That's it. Your SMC chip has been successfully reset.
5. Keep your MacBook updated
How is keeping your MacBook updated related to it overheating? Well, updating to the newest version of macOS fixes software bugs and helps apps run efficiently.
Here’s how to update macOS:
- Open System Preferences
- Go to the Software Updates page
- Check for available updates
- Click Update Now
Overheating issues after macOS update
After installing the latest on your MacBook Pro, it’s possible that your computer will overheat, drain the battery faster, and spin the fans at higher speeds for no apparent reason.
Don’t worry — it shouldn’t last long.
After updating to a new version of macOS, background processes start reindexing the system and databases for Spotlight or Photos. This is a time-consuming and CPU-intensive task, but it needs to happen at some point.
What to do:
- Leave your MacBook Pro running without shutting down or logging out or for 24 hours or so. After a day, your MacBook Pro should show a big improvement
6. Avoid low-quality Mac chargers
Another common problem that causes MacBooks to overheat is counterfeit chargers. Stick to the original charger that came with your MacBook or, if you need a new one, make sure to get it from an authorized Apple store.
You can also check if your charger is certified by Apple here.
7. Test your fans
If the fans on your Mac are still going crazy, you can test them by running a built-in hardware diagnostics tool.
Depending on how old your MacBook is, the built-in tool is called either Apple Diagnostics or Apple Hardware Test.
Here's how to run Apple Diagnostics:
- Restart your Mac and hold down the D key while it boots up to start a hardware scan
- Note: If your Mac uses an M1 silicon chip, keep holding the Power button until you see some startup options, then press Command + D
- Once the scan is complete, you'll see the results on your screen
- Check for the error codes beginning with “PPF,” which indicate the cooling fan issues
- If you find any PPF error codes, take your Mac to an Apple-authorized service provider to get your fans fixed
For more information, check this article on how to use Apple Diagnostics to fix your Mac's hardware.
8. Never block the air vents
No matter how tempting, it’s a bad idea to use a MacBook in bed or to put it on your lap or stomach. When you do this, you cover the air vents and stop the fans from cooling down the processor.
So the easiest way to prevent overheating is to use your MacBook on a hard, flat surface, giving it plenty of ventilation. A desk or a table will do far better than your lap.

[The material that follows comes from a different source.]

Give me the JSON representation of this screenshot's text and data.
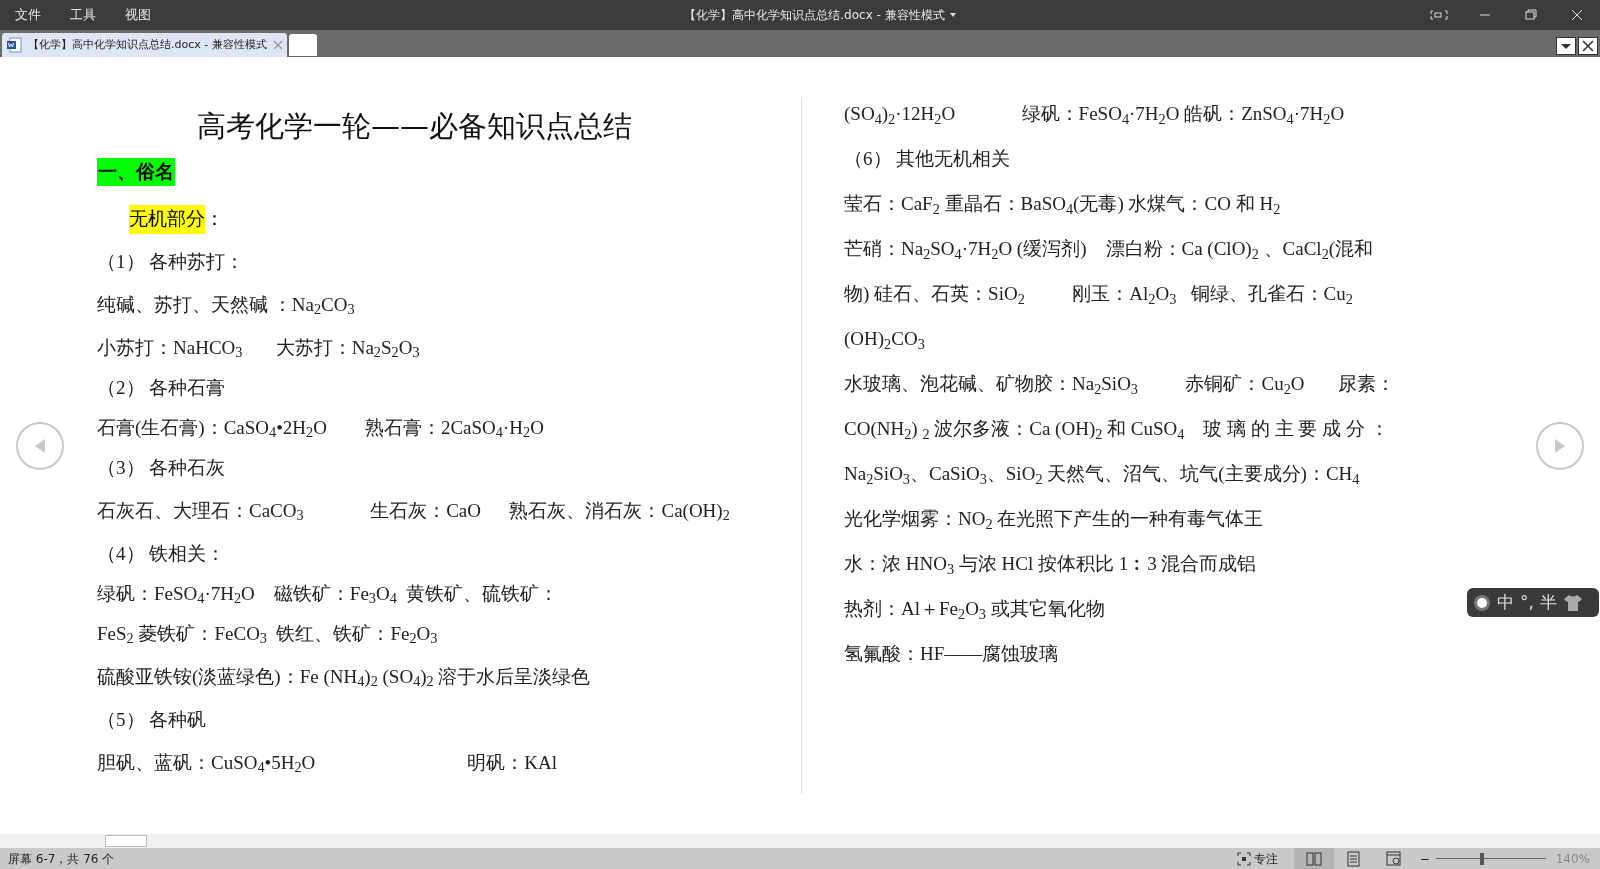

9. Get rid of malware
ِAlthough they have excellent integrated security protection, Macs can still get malware, especially if your operating system isn't up to date.
Viruses might hijack your Mac's resources and use them for crypto mining, attacking other computers, and performing other operations that could cause your MacBook to overheat.
Unfortunately, it’s tough to manually scan every app and file stored on your Mac. Instead, it’s more efficient to use a specialized security app that can automatically eliminate malware for you. For instance, if you have already installed MacKeeper, you can use the Mac adware cleaner feature for this purpose.
1. Can a MacBook break from overheating?
Yes, overheating can damage sensitive internal parts of your MacBook. However, many built-in safeguards will slow down or shut off your Mac before it overheats.
2. Can a MacBook overheat in the sun?
Yes, exposing your MacBook to direct sunlight will raise its temperature and cause it to overheat quicker.
3. Is it normal for Macs to get too hot?
Most Macs are likely to warm up or even feel hot to the touch during specific resource-consuming processes. This is fine as a little warming up doesn’t cause any harm and the temperature usually gets back to normal in time.
4. What happens when a MacBook Air overheats?
The MacBook Air has a built-in safety feature that turns the CPU off if its heat goes above 100 degrees.
These are some basic steps you can take to stop your MacBook from overheating. Hopefully, one of them offered the solution you were looking for, but remember you can also avoid overheating your MacBook by keeping the hard disk clean and removing unnecessary background processes with MacKeeper.